Overall, lobster legs have a complex anatomy that allows them to both walk and catch prey. Understanding the different segments and their functions is important for anyone interested in learning more about these fascinating creatures.

The Number of Leg Pairs in Lobsters

So, just how many legs do lobsters have? Lobsters, like other decapod crustaceans, have ten legs in total. This includes two large claws, or chelae, at the front and eight smaller legs underneath their body.

These eight legs are arranged in pairs and are used for walking, swimming and even grooming! The first pair of legs, or pereopods, are the largest and strongest and are mainly used for walking on the ocean floor. The other seven pairs of legs are used for swimming and moving around in the water.

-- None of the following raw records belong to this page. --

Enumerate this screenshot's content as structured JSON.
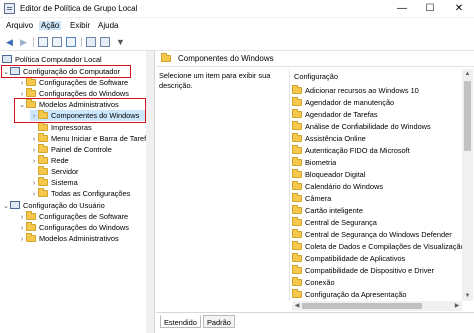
{
  "window": {
    "title": "Editor de Política de Grupo Local",
    "min": "—",
    "max": "☐",
    "close": "✕"
  },
  "menu": [
    {
      "label": "Arquivo"
    },
    {
      "label": "Ação"
    },
    {
      "label": "Exibir"
    },
    {
      "label": "Ajuda"
    }
  ],
  "tree": {
    "root": "Política Computador Local",
    "computer_config": "Configuração do Computador",
    "software_settings": "Configurações de Software",
    "windows_settings": "Configurações do Windows",
    "admin_templates": "Modelos Administrativos",
    "windows_components": "Componentes do Windows",
    "printers": "Impressoras",
    "start_menu": "Menu Iniciar e Barra de Tarefas",
    "control_panel": "Painel de Controle",
    "network": "Rede",
    "server": "Servidor",
    "system": "Sistema",
    "all_settings": "Todas as Configurações",
    "user_config": "Configuração do Usuário",
    "user_software": "Configurações de Software",
    "user_windows": "Configurações do Windows",
    "user_admin": "Modelos Administrativos"
  },
  "right": {
    "header": "Componentes do Windows",
    "description": "Selecione um item para exibir sua descrição.",
    "column": "Configuração",
    "items": [
      "Adicionar recursos ao Windows 10",
      "Agendador de manutenção",
      "Agendador de Tarefas",
      "Análise de Confiabilidade do Windows",
      "Assistência Online",
      "Autenticação FIDO da Microsoft",
      "Biometria",
      "Bloqueador Digital",
      "Calendário do Windows",
      "Câmera",
      "Cartão inteligente",
      "Central de Segurança",
      "Central de Segurança do Windows Defender",
      "Coleta de Dados e Compilações de Visualização",
      "Compatibilidade de Aplicativos",
      "Compatibilidade de Dispositivo e Driver",
      "Conexão",
      "Configuração da Apresentação"
    ]
  },
  "tabs": [
    {
      "label": "Estendido"
    },
    {
      "label": "Padrão"
    }
  ]
}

Interestingly, lobsters also have tiny legs located near their mouth, called maxillipeds. These are used for feeding and help to transport food to the lobster’s mouth.

Frequently Asked Questions about Lobster Legs

As fascinating as lobsters are, they also raise some questions. Here are answers to some frequently asked questions about lobster legs.

How many legs do lobsters have?

Lobsters have ten legs in total. However, their legs are not called by the same name as other animals.

What are the names of the different types of lobster legs?

The first pair of legs are the claws or chelipeds, the second pair are the walking legs, and the remaining four pairs are called pleopods.

Are all the legs used for walking?

No, the first pair of legs, the claws, are used for catching and holding prey, while the other legs are used for walking and swimming.

Can lobsters regenerate their legs?

Yes, lobsters are known for their ability to regenerate lost limbs, including legs.

How strong are lobster legs?

Lobster legs are incredibly strong and can exert pressure of up to 100 pounds per square inch.

Do all lobsters have the same number of leg pairs?

Yes, all lobsters have ten legs, regardless of their size or species.

Hopefully, these answers have provided some clarity on the fascinating topic of lobster legs.

Antony Markov

Antony Markov, a passionate adventurer, is deeply fascinated by the wonders of nature. Antony has traveled extensively to explore diverse ecosystems around the world. He enjoys capturing the beauty of nature through his photography and sharing his experiences through his writings. Antony's dedication to conservation and his enthusiasm for educating others make him a valued contributor to the field of environmental awareness.

Aqua Life Facts
Add a comment